Network Time Protocol

Controlling Time

When the first computers where linked together to form the first computer network it became apparent that a system of synchronising the time was necessary to enable it to function properly.

Network Time Protocol was developed by Professor David Mills and his colleagues of Delaware University in the early 1980’s, it wasn’t the first time synchronisation protocol, nor was it the last, but it has become the most widespread and most used time synchronisation software around.

NTP commonly relies on a single time source as a reference. This reference time is checked against devices on the network, which if found to be inaccurate are then corrected.

But NTP handles time differently to the way people do. Rather than dividing time into hours, minutes and seconds, NTP, like other computer protocols, uses a single 32 (or 64 depending on the version) digit number that represents the number of seconds that have passed since a set point in time.
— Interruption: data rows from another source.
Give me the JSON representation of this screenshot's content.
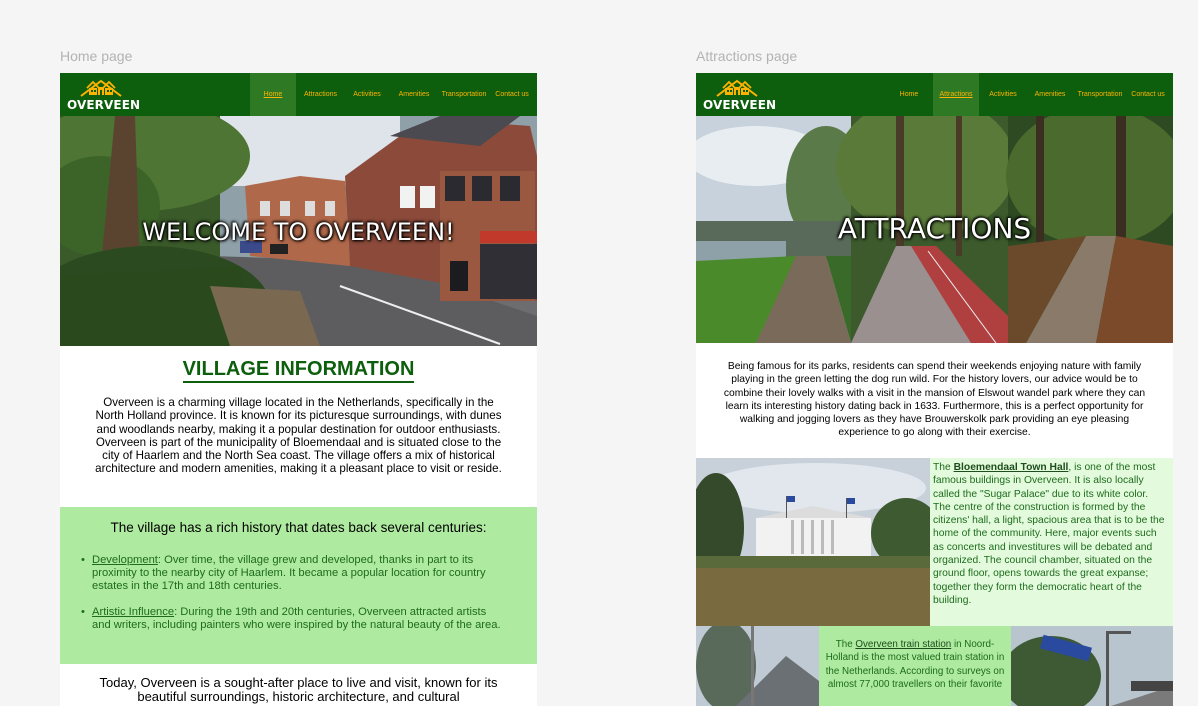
{
  "frames": {
    "home_label": "Home page",
    "attractions_label": "Attractions page"
  },
  "brand": {
    "name": "OVERVEEN",
    "green": "#0d5e0d",
    "accent": "#ffb300",
    "light_green": "#aeeaa0",
    "pale_green": "#e3fbdc"
  },
  "nav": {
    "items": [
      "Home",
      "Attractions",
      "Activities",
      "Amenities",
      "Transportation",
      "Contact us"
    ]
  },
  "home": {
    "active_nav": "Home",
    "hero_title": "WELCOME TO OVERVEEN!",
    "section_title": "VILLAGE INFORMATION",
    "intro": "Overveen is a charming village located in the Netherlands, specifically in the North Holland province. It is known for its picturesque surroundings, with dunes and woodlands nearby, making it a popular destination for outdoor enthusiasts. Overveen is part of the municipality of Bloemendaal and is situated close to the city of Haarlem and the North Sea coast. The village offers a mix of historical architecture and modern amenities, making it a pleasant place to visit or reside.",
    "history_heading": "The village has a rich history that dates back several centuries:",
    "bullets": [
      {
        "term": "Development",
        "text": ": Over time, the village grew and developed, thanks in part to its proximity to the nearby city of Haarlem. It became a popular location for country estates in the 17th and 18th centuries."
      },
      {
        "term": "Artistic Influence",
        "text": ": During the 19th and 20th centuries, Overveen attracted artists and writers, including painters who were inspired by the natural beauty of the area."
      }
    ],
    "today": "Today, Overveen is a sought-after place to live and visit, known for its beautiful surroundings, historic architecture, and cultural"
  },
  "attractions": {
    "active_nav": "Attractions",
    "hero_title": "ATTRACTIONS",
    "intro": "Being famous for its parks, residents can spend their weekends enjoying nature with family playing in the green letting the dog run wild. For the history lovers, our advice would be to combine their lovely walks with a visit in the mansion of Elswout wandel park where they can learn its interesting history dating back in 1633. Furthermore, this is a perfect opportunity for walking and jogging lovers as they have Brouwerskolk park providing an eye pleasing experience to go along with their exercise.",
    "town_hall": {
      "prefix": "The ",
      "link": "Bloemendaal Town Hall",
      "text": ", is one of the most famous buildings in Overveen. It is also locally called the \"Sugar Palace\" due to its white color.  The centre of the construction is formed by the citizens' hall, a light, spacious area that is to be the home of the community. Here, major events such as concerts and investitures will be debated and organized. The council chamber, situated on the ground floor, opens towards the great expanse; together they form the democratic heart of the building."
    },
    "train_station": {
      "prefix": "The ",
      "link": "Overveen train station",
      "text": " in Noord-Holland is the most valued train station in the Netherlands. According to surveys on almost 77,000 travellers on their favorite"
    }
  }
}
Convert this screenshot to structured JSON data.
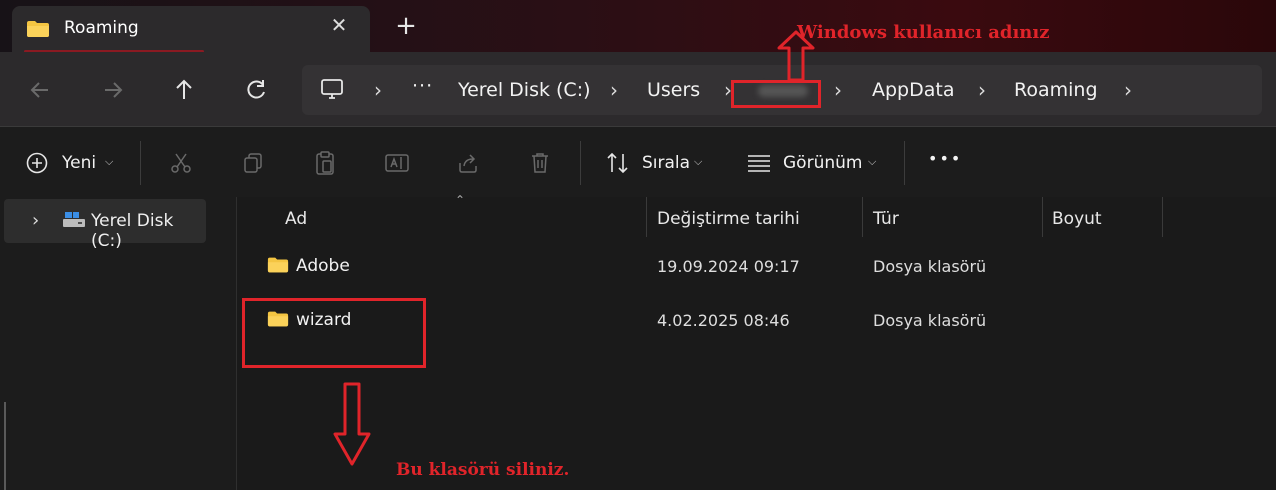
{
  "tab": {
    "title": "Roaming",
    "close_glyph": "✕",
    "new_glyph": "+"
  },
  "nav": {
    "back": "back-arrow-icon",
    "forward": "forward-arrow-icon",
    "up": "up-arrow-icon",
    "refresh": "refresh-icon"
  },
  "breadcrumb": {
    "more": "···",
    "items": [
      "Yerel Disk (C:)",
      "Users",
      "AppData",
      "Roaming"
    ],
    "separator": "›"
  },
  "toolbar": {
    "new_label": "Yeni",
    "sort_label": "Sırala",
    "view_label": "Görünüm",
    "more": "•••"
  },
  "sidebar": {
    "items": [
      {
        "label": "Yerel Disk (C:)"
      }
    ]
  },
  "columns": {
    "name": "Ad",
    "date": "Değiştirme tarihi",
    "type": "Tür",
    "size": "Boyut"
  },
  "files": [
    {
      "name": "Adobe",
      "date": "19.09.2024 09:17",
      "type": "Dosya klasörü",
      "size": ""
    },
    {
      "name": "wizard",
      "date": "4.02.2025 08:46",
      "type": "Dosya klasörü",
      "size": ""
    }
  ],
  "annotations": {
    "username_note": "Windows kullanıcı adınız",
    "delete_note": "Bu klasörü siliniz."
  },
  "colors": {
    "annotation_red": "#e0242a",
    "folder_yellow": "#f4c542"
  }
}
This reference point is known as the prime epoch and for NTP is set at 01 January 1900.

NTP is also based around an algorithm (Marzullo’s algorithm) which makes can make a best estimate of time from a number of inaccurate or noisy time sources.
Whilst NTP can utilise any source of time as a reference, its main purpose is to synchronise computer networks to the atomic clock controlled UTC (Coordinated Universal Time). For this purpose, it structures the network in a hierarchical basis. The closer a device is to the original source of time the lower the strata: An atomic clock is a stratum 0 device, whilst a time server that receives the time from an atomic clock is a stratum 1 device, and a computer synchronised to the time server is a stratum 2 device and so on. NTP can typically handle up to 16 strata but typically it’s rare for a network to have more than four or five.

NTP is also a highly secure protocol. It has its own authentication process which can establish the reality of time sources and it also has an inbuilt distrust that enables it to dismiss time sources until it becomes certain of their origin and accuracy.

NTP is widely distributed and is installed as standard in most operating systems up to an including Microsoft’s Windows 7. And while there are numerous sources of UTC time available on the internet these are stratum 2 time sources and are neither guaranteed in their accuracy nor can they be authenticated by NTP
*Using sources of internet time is also reliant on packet transfer through a network firewall which can lead to other security risks.

Many computer networks rely on NTP time servers. These are dedicated devices that receive a secure time source, most commonly from the GPS (Global Positioning System) externally to the network which is used to synchronise all devices on the NTP network.